It’s no secret whatsoever that Internet Explorer has traditionally shown a flagrant disregard towards standards in general, especially those put forth by the W3C. There are few to no web developers whose first utterance upon hearing mention of the browser is not a string of curse words; while other browsers’ discrepancies with regards to standards are often minor, easily reparable issues in practice, Internet Explorer’s behavior is often so far out in left field that it would seem far simpler to just code a new site from scratch to account for the browser. This is precisely why standards are important, as they save the developers time, improve the end user experience, and make the world a happier place; however, Microsoft has historically pushed its own idea of “standards” upon the web developer base, which is to say its own idea on how to implement what the W3C has already done. To this day, Internet Explorer supports only VML, and not the W3C-approved SVG that every other browser supports, and indeed was created out of a W3C merger of VML and PGML.

To be sure, Internet Explorer 7 is a step towards the right direction; transparent PNGs are now (finally) supported, and the box model has been repaired to some extent. However, because IE7 continues to support the broken model of IE6, and because there is no standards-compliant method of distinguishing between browsers, the addition of yet another tier in compliance from Microsoft simply made matters worse – now there are three entirely seperate cases to account for when developing for the web, rather than the two that existed before.

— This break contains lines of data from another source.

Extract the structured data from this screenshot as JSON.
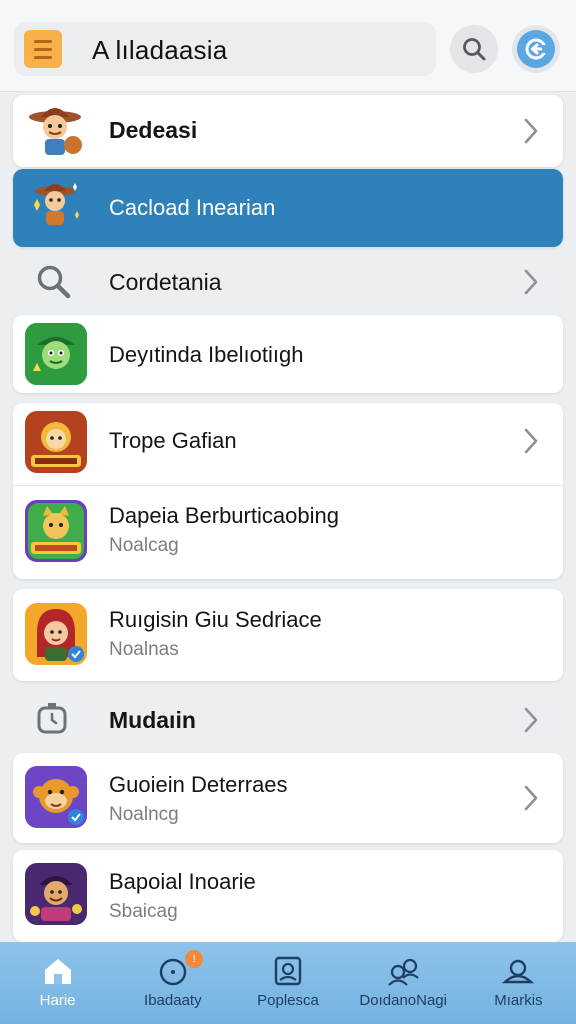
{
  "header": {
    "title": "A lıladaasia",
    "menu_icon": "hamburger-menu-icon",
    "search_icon": "search-icon",
    "back_icon": "back-arrow-icon",
    "accent": "#5aa7e2",
    "menu_color": "#f7b04a"
  },
  "list": {
    "items": [
      {
        "title": "Dedeasi",
        "icon": "cowboy-game-icon",
        "chevron": true
      },
      {
        "title": "Cacload Inearian",
        "icon": "cowboy-game-icon",
        "selected": true
      },
      {
        "title": "Cordetania",
        "icon": "search-icon",
        "chevron": true
      },
      {
        "title": "Deyıtinda Ibelıotiıgh",
        "icon": "green-character-app-icon"
      },
      {
        "title": "Trope Gafian",
        "icon": "golden-hero-app-icon",
        "chevron": true
      },
      {
        "title": "Dapeia Berburticaobing",
        "subtitle": "Noalcag",
        "icon": "cat-character-app-icon"
      },
      {
        "title": "Ruıgisin Giu Sedriace",
        "subtitle": "Noalnas",
        "icon": "red-hair-girl-app-icon"
      },
      {
        "title": "Mudaıin",
        "icon": "timer-icon",
        "chevron": true
      },
      {
        "title": "Guoiein Deterraes",
        "subtitle": "Noalncg",
        "icon": "monkey-character-app-icon",
        "chevron": true
      },
      {
        "title": "Bapoial Inoarie",
        "subtitle": "Sbaicag",
        "icon": "purple-hero-app-icon"
      }
    ],
    "selected_color": "#2f81ba"
  },
  "bottom_nav": {
    "items": [
      {
        "label": "Harie",
        "icon": "home-icon",
        "active": true
      },
      {
        "label": "Ibadaaty",
        "icon": "clock-icon",
        "badge": "!"
      },
      {
        "label": "Poplesca",
        "icon": "gallery-icon"
      },
      {
        "label": "DoıdanoNagi",
        "icon": "people-icon"
      },
      {
        "label": "Mıarkis",
        "icon": "profile-icon"
      }
    ],
    "background": "#8ec3ea"
  }
}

The solution of course is to not only improve upon IE’s standards compliance, but also to force the phase-out of the previous, broken models of IE. This isn’t good for diplomacy on Microsoft’s behalf, but it’s the right move to make for the future, and developers would appreciate Microsoft for it. They’d previously refused to make this move, but with today’s announcement, Microsoft is further proving that step by agonizing step, they are making up slowly for the grievances of the past. Here’s to the future.